**REQUIRED ACTION:**
Starting at the first line and ending at the last, output the data exactly.

== INPUT MATERIAL

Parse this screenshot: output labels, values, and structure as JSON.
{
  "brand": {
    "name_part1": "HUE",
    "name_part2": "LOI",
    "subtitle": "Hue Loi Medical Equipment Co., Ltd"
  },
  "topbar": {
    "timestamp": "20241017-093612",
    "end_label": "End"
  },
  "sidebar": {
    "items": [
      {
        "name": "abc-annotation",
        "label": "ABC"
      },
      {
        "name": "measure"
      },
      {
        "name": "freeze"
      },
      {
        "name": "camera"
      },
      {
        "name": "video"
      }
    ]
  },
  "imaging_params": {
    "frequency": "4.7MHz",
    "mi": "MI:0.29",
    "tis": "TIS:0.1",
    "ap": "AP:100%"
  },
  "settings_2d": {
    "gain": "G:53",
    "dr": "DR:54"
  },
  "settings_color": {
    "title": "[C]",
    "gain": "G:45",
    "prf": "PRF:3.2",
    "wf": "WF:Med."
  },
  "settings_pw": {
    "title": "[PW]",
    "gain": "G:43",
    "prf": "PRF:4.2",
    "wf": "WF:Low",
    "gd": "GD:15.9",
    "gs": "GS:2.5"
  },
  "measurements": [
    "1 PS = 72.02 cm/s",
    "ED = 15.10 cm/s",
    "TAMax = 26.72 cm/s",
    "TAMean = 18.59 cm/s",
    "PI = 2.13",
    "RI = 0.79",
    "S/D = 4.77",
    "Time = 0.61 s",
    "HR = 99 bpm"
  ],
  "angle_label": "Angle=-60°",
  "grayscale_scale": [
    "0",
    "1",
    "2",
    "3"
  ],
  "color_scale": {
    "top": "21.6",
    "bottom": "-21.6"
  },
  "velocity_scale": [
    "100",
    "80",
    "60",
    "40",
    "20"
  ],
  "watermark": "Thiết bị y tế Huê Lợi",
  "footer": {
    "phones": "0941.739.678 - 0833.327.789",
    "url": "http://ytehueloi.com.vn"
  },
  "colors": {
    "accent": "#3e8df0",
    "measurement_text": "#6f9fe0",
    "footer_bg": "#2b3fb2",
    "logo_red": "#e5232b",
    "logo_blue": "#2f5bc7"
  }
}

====

**OUTPUT OF THE TASK:**
Parse this screenshot: output labels, values, and structure as JSON.
{
  "brand": {
    "name_part1": "HUE",
    "name_part2": "LOI",
    "subtitle": "Hue Loi Medical Equipment Co., Ltd"
  },
  "topbar": {
    "timestamp": "20241017-093612",
    "end_label": "End"
  },
  "sidebar": {
    "items": [
      {
        "name": "abc-annotation",
        "label": "ABC"
      },
      {
        "name": "measure"
      },
      {
        "name": "freeze"
      },
      {
        "name": "camera"
      },
      {
        "name": "video"
      }
    ]
  },
  "imaging_params": {
    "frequency": "4.7MHz",
    "mi": "MI:0.29",
    "tis": "TIS:0.1",
    "ap": "AP:100%"
  },
  "settings_2d": {
    "gain": "G:53",
    "dr": "DR:54"
  },
  "settings_color": {
    "title": "[C]",
    "gain": "G:45",
    "prf": "PRF:3.2",
    "wf": "WF:Med."
  },
  "settings_pw": {
    "title": "[PW]",
    "gain": "G:43",
    "prf": "PRF:4.2",
    "wf": "WF:Low",
    "gd": "GD:15.9",
    "gs": "GS:2.5"
  },
  "measurements": [
    "1 PS = 72.02 cm/s",
    "ED = 15.10 cm/s",
    "TAMax = 26.72 cm/s",
    "TAMean = 18.59 cm/s",
    "PI = 2.13",
    "RI = 0.79",
    "S/D = 4.77",
    "Time = 0.61 s",
    "HR = 99 bpm"
  ],
  "angle_label": "Angle=-60°",
  "grayscale_scale": [
    "0",
    "1",
    "2",
    "3"
  ],
  "color_scale": {
    "top": "21.6",
    "bottom": "-21.6"
  },
  "velocity_scale": [
    "100",
    "80",
    "60",
    "40",
    "20"
  ],
  "watermark": "Thiết bị y tế Huê Lợi",
  "footer": {
    "phones": "0941.739.678 - 0833.327.789",
    "url": "http://ytehueloi.com.vn"
  },
  "colors": {
    "accent": "#3e8df0",
    "measurement_text": "#6f9fe0",
    "footer_bg": "#2b3fb2",
    "logo_red": "#e5232b",
    "logo_blue": "#2f5bc7"
  }
}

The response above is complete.